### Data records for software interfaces
=== Begin Enclosure ===

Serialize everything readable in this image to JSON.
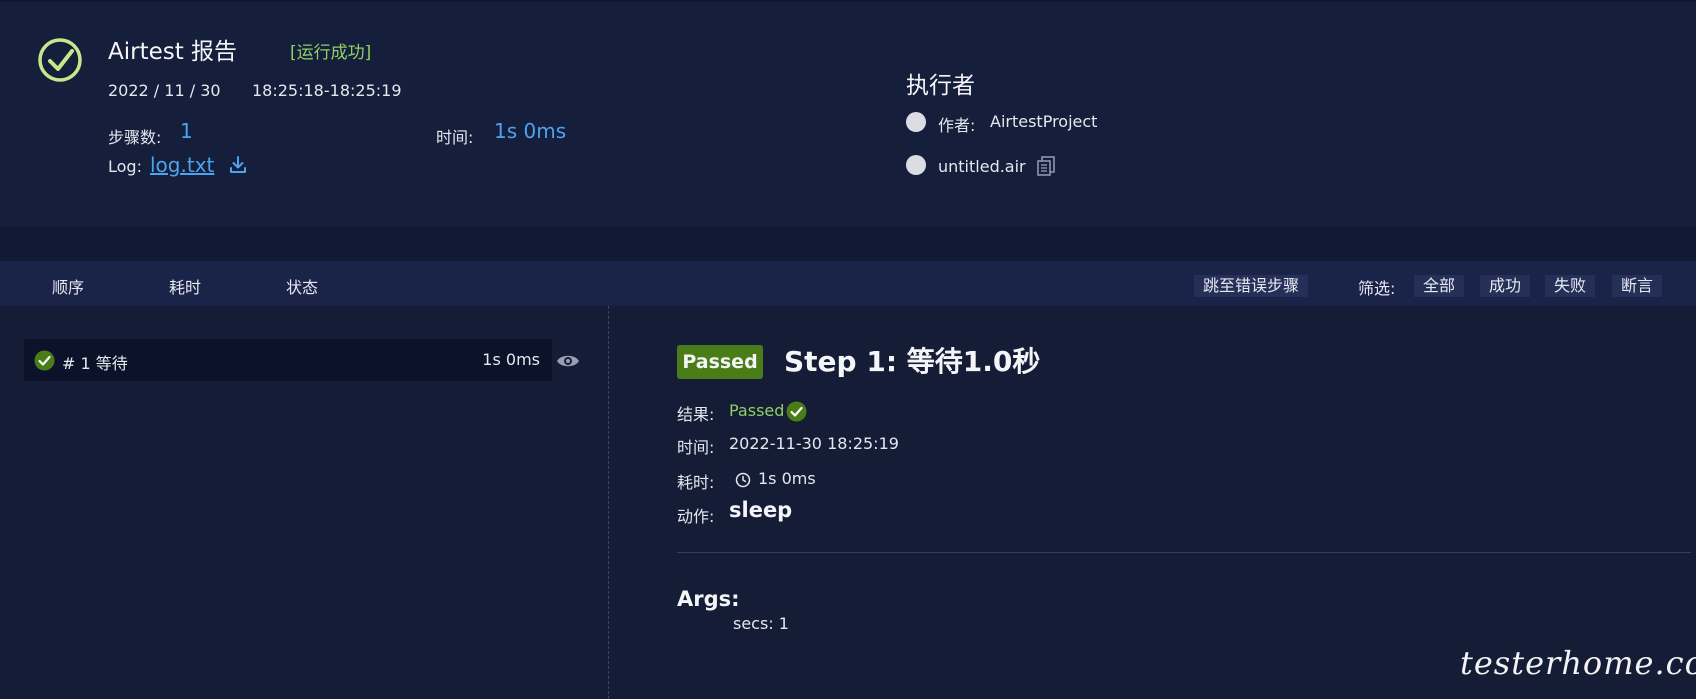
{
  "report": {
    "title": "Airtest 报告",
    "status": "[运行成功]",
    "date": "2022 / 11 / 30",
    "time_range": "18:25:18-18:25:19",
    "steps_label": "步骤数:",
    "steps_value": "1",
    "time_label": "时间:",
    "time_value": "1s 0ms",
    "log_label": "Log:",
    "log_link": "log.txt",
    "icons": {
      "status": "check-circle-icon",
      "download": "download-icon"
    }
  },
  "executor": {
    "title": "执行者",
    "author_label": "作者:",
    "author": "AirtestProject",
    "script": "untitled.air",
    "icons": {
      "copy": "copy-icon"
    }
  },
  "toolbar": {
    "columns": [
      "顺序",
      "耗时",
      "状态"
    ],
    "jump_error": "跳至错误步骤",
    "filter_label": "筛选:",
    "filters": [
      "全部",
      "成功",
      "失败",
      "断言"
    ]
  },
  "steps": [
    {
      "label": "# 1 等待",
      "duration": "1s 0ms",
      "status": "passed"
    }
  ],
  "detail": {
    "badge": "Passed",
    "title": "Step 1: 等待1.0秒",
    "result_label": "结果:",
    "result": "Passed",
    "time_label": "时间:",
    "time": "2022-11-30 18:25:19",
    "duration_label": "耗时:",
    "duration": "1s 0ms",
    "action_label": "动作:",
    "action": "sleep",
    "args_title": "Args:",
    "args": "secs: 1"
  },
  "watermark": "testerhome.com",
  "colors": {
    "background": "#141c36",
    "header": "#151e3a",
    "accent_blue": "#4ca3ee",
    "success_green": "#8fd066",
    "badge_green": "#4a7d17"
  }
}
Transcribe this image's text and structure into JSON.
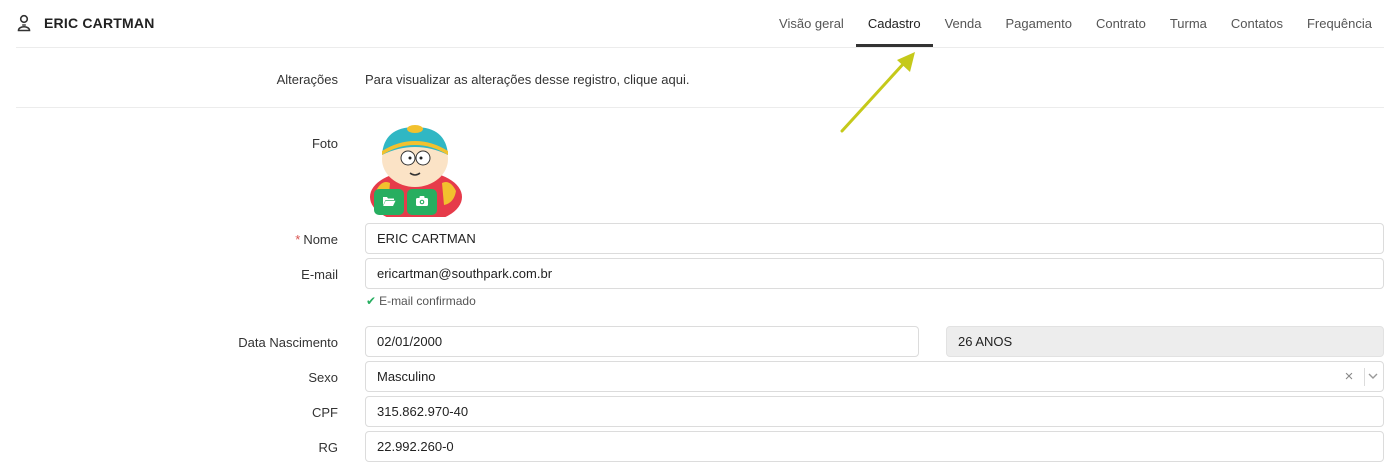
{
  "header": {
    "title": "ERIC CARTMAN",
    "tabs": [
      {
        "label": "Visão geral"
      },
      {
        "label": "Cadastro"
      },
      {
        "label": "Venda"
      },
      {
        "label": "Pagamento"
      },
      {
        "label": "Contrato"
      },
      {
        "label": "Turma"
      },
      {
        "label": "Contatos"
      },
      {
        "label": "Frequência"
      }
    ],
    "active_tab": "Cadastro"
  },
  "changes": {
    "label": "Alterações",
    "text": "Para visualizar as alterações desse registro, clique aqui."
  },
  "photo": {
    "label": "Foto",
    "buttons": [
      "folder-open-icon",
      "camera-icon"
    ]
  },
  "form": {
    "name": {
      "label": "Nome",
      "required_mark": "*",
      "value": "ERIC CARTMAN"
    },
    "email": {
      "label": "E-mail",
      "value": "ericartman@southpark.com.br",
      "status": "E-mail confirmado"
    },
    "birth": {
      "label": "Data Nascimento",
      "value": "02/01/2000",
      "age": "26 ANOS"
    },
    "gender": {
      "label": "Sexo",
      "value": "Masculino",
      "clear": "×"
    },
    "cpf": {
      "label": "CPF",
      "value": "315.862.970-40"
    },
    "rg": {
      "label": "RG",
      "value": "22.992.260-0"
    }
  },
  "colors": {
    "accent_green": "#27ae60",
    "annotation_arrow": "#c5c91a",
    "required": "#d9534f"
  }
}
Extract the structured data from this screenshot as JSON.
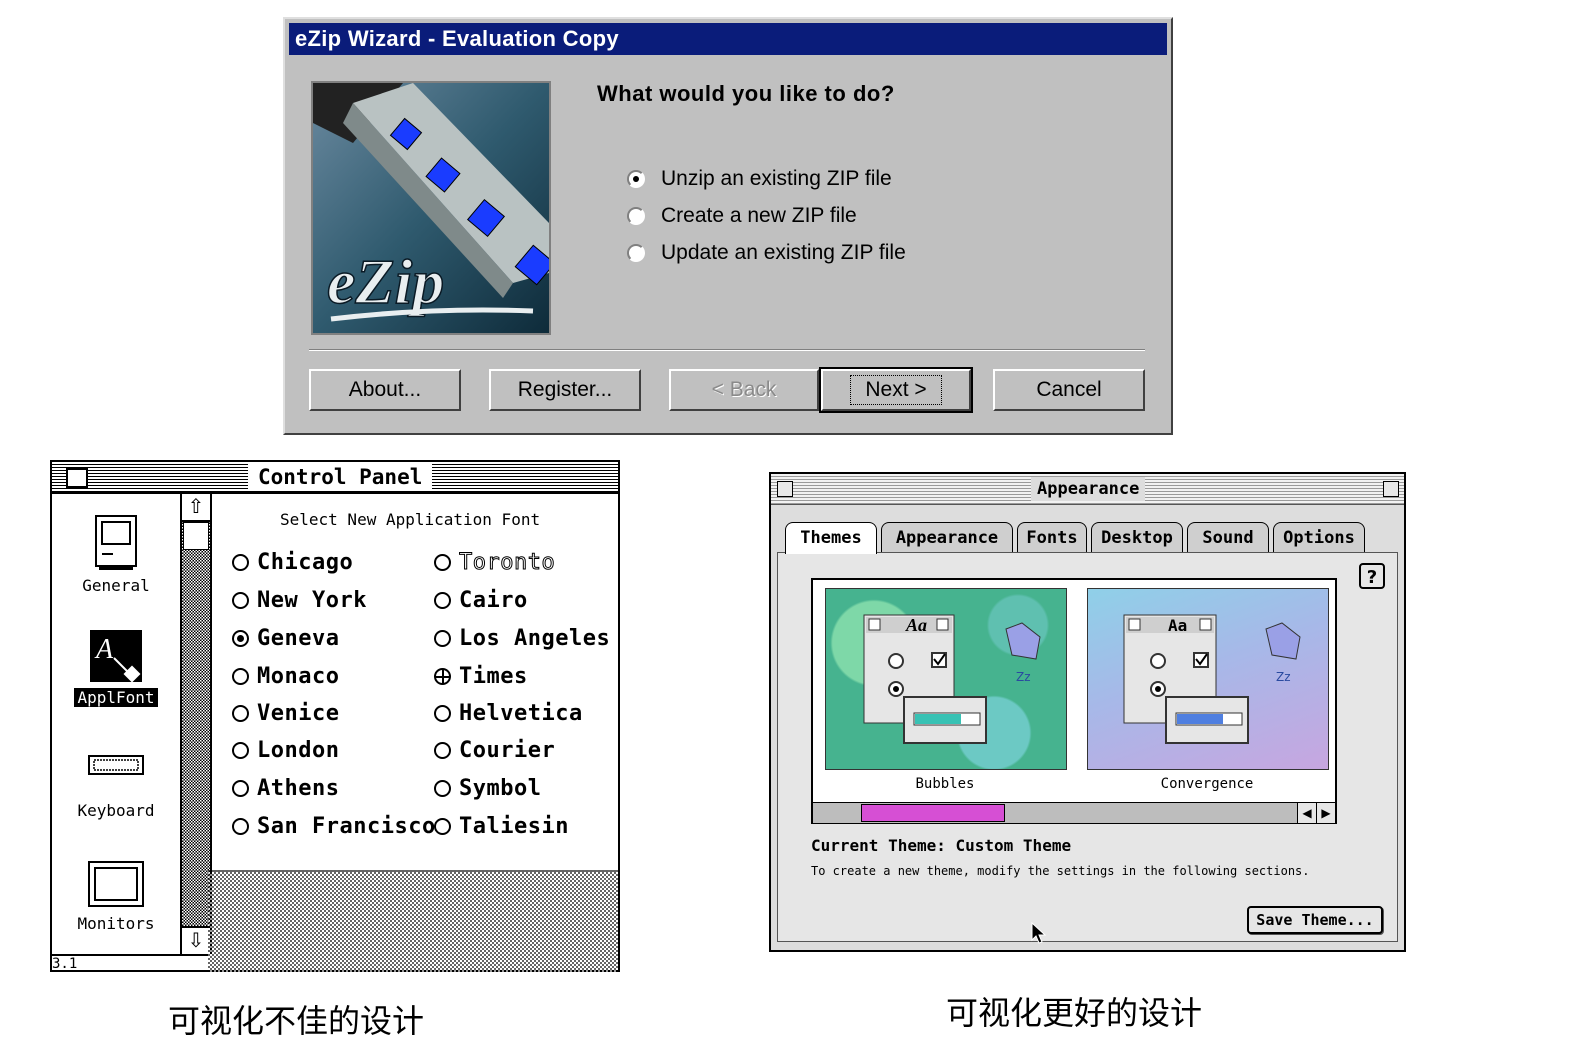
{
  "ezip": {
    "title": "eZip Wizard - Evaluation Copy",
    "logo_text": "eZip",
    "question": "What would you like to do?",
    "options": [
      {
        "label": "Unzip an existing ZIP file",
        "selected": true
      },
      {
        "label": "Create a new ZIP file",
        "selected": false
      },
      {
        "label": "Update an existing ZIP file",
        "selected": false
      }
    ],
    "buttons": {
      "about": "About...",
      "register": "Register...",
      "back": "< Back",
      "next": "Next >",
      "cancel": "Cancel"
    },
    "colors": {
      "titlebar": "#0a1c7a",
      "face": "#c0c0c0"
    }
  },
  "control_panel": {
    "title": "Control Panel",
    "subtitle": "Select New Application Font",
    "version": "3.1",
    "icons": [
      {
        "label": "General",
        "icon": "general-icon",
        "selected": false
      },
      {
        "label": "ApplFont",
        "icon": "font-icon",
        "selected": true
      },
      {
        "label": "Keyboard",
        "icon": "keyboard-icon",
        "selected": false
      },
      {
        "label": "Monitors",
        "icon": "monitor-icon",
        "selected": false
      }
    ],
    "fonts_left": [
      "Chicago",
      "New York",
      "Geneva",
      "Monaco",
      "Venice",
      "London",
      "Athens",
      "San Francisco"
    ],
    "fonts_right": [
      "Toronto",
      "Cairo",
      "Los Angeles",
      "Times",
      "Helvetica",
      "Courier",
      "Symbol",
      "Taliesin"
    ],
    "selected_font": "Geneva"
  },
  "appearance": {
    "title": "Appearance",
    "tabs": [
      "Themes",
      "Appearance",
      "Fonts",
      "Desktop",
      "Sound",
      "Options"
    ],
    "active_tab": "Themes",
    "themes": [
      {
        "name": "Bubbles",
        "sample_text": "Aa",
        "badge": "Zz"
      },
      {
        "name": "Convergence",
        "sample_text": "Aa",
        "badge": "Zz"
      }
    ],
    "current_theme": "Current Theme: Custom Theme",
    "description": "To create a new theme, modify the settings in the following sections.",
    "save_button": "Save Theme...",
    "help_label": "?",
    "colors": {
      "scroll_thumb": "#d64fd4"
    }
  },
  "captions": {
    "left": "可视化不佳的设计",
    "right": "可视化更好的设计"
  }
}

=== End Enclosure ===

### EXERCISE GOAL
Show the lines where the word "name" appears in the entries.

### TASK SOLUTION
    "name": {
        "name": "Bubbles",
        "name": "Convergence",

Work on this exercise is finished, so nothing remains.